Saudi Arabia pays expat workers more money than they would receive in their home country. This is the main reason why expats come here. Yet, expats are being punished by being held here against their will.
Hundreds of Phillipino workers are camping next to their Counsolate in Jeddah, in tents and under tarps. The heat has caused children to become ill, as these Phillipino nationals wait to be released to return back to their country. In fact, before last months incident, they asked to be repatriated back to the Phillipines. Many of them do have their passports due to their employers keeping them. Others do not have a valid iqama to legally work in Saudi Arabia. They want to go home and they are simply waiting to be allowed-all at the mercy of forces in Saudi Arabia.
Again, it is disheartening to hear the newspaper dab foreign workers as being “in violation of their status.” They have no choice and now that they are being forced to fix their status, they are being denied. So, what is the solution? For some, the only solution is to return to their home country.

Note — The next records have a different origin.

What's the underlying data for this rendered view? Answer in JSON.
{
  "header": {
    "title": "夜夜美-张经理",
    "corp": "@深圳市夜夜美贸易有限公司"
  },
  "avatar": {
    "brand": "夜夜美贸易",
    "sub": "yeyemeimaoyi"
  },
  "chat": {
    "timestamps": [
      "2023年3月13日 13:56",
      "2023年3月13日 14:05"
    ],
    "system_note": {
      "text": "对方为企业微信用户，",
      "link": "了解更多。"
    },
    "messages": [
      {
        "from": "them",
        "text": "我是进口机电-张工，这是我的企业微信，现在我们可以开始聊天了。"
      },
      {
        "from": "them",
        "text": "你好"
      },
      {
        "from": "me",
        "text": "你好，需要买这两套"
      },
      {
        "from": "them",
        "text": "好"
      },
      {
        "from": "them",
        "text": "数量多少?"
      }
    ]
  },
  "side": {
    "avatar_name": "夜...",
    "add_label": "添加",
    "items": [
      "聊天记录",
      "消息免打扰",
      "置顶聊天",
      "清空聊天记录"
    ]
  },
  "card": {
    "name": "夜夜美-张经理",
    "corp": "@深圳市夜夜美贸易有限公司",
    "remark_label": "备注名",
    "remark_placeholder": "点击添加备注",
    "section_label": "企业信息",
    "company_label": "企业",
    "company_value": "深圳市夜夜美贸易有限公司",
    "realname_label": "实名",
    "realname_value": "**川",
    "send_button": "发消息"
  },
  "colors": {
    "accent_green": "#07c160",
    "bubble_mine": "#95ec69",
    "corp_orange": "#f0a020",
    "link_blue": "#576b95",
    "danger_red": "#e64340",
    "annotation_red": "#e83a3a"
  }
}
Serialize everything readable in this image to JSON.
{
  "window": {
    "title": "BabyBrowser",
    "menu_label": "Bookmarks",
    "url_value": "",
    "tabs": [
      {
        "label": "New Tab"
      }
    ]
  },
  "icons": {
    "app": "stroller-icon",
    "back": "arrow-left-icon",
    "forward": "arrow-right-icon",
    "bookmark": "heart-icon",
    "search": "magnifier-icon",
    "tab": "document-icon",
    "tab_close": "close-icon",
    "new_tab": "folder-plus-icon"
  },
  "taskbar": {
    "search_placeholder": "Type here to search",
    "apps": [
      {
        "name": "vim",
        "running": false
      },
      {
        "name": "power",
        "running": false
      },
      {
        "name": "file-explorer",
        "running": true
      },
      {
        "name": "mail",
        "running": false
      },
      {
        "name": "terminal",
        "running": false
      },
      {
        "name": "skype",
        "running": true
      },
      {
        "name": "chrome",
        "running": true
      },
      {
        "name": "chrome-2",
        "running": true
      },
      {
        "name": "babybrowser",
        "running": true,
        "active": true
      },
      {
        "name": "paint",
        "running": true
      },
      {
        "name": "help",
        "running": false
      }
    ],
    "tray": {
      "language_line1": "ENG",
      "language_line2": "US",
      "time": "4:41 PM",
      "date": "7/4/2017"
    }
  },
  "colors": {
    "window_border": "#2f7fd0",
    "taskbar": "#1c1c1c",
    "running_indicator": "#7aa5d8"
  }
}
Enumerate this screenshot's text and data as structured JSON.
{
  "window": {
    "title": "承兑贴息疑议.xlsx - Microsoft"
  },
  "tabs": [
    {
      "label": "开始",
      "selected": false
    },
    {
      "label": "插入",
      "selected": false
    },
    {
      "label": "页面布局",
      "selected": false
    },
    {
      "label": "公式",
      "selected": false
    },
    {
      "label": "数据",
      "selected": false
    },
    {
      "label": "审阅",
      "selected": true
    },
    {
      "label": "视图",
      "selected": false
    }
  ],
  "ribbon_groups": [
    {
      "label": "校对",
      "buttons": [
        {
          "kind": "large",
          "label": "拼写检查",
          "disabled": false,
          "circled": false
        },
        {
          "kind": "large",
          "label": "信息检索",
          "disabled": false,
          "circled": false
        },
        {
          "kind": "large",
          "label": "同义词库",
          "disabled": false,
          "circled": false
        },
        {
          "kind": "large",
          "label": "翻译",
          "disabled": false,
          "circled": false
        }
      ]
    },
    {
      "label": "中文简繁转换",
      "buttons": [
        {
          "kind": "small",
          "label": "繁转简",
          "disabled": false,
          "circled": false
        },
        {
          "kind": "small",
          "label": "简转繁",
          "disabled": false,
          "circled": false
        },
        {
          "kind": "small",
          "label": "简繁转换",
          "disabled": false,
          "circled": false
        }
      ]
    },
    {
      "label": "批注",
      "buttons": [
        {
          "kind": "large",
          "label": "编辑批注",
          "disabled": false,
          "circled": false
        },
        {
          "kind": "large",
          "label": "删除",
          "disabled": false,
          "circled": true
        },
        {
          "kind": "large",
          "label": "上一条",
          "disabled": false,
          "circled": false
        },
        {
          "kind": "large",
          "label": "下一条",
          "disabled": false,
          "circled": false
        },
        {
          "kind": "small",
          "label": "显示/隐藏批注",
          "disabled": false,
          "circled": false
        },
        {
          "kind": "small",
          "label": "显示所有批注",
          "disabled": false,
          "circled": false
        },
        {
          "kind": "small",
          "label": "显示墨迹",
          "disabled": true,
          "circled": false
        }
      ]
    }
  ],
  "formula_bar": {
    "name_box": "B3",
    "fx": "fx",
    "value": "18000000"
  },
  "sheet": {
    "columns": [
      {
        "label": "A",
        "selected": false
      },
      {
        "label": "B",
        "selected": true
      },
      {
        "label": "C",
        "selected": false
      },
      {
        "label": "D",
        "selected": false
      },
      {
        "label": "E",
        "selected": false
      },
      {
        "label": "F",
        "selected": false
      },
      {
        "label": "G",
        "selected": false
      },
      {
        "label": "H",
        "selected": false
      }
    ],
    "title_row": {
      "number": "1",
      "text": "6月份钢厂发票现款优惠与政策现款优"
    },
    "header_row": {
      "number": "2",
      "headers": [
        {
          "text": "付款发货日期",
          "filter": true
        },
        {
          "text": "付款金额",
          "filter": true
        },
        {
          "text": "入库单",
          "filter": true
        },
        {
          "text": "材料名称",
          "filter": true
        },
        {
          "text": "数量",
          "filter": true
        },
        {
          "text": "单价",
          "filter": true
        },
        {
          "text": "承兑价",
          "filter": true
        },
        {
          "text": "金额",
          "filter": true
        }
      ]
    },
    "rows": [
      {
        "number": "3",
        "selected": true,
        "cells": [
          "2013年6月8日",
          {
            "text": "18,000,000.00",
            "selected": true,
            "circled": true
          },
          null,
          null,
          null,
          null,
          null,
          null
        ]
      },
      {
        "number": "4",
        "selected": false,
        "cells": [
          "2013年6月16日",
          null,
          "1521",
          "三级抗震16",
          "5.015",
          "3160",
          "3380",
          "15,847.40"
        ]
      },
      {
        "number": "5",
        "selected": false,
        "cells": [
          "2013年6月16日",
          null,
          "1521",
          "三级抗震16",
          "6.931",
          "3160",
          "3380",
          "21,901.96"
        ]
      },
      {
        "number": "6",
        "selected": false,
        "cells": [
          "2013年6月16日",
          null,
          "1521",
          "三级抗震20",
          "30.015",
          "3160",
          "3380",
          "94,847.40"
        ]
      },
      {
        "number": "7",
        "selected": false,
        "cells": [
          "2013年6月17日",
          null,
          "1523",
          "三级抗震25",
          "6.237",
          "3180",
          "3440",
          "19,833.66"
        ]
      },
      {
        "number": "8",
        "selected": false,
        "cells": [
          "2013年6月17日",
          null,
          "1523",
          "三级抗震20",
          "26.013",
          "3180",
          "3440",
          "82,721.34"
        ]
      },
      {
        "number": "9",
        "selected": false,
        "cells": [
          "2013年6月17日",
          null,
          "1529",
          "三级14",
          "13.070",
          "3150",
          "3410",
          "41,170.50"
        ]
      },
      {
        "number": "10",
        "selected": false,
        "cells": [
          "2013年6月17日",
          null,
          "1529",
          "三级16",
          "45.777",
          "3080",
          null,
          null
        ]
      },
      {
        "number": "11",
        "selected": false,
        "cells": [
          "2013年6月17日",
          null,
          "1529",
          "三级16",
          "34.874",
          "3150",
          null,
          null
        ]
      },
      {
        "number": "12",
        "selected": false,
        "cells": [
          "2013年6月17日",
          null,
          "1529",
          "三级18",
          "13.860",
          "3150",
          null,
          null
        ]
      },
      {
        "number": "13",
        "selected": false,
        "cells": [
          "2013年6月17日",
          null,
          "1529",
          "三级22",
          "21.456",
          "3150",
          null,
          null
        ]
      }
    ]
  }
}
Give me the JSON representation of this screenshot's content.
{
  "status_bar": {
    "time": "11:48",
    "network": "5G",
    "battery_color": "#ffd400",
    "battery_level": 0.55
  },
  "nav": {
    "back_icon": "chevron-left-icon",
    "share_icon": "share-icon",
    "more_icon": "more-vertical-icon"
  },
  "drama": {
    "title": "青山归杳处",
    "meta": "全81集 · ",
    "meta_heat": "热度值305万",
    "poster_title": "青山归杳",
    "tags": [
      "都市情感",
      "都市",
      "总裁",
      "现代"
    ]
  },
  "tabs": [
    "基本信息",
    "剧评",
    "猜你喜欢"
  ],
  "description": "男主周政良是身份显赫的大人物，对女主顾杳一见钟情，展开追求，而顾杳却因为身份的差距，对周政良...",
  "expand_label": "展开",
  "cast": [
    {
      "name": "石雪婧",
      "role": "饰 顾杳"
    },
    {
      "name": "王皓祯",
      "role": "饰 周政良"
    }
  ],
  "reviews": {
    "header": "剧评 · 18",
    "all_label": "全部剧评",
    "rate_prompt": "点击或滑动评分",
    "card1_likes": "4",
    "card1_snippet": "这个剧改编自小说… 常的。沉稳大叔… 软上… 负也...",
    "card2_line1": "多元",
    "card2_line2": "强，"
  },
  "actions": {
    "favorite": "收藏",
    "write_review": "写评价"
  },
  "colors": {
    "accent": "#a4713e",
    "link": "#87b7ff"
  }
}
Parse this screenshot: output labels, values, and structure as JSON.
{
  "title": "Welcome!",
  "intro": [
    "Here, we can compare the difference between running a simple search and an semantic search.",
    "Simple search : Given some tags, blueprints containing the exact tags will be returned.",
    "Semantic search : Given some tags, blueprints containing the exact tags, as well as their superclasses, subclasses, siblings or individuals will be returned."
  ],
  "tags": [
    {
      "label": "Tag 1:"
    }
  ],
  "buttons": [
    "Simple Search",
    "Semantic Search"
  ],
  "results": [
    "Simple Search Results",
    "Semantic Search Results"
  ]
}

Additional Articles (to affirm that this is really happening) http://www.saudigazette.com.sa/index.cfm?method=home.regcon&contentid=20130421162259
Interviews with Residents in Jeddah:
1. Salman, a Pakistani national was deported 2 weeks ago. His children waited for their dad to pick them up from school. When they did not return home on time, Sarah his wife began calling friends for assistance. The next day, Salman called his wife from Pakistan explaining that he had been deported for not working for his original sponsor. He is still in the process of arranging to get his wife and two children back home to Pakistan.
2. Akhbar, who works in the car industry put in his resignation letter to his company-3 months ago! They have refused him to leave until he finds a replacement for his company.
3. Ana, a Phillipino national comes to the Phillipino Counsolate daily. She continues to ask them to send her home. Her Visa/Iqama to work as a house maid expired and her sponsor refused to renew it. She has her passport, but no way of leaving, due to not being able to afford the financial fines accrued as being an “over-stayer.”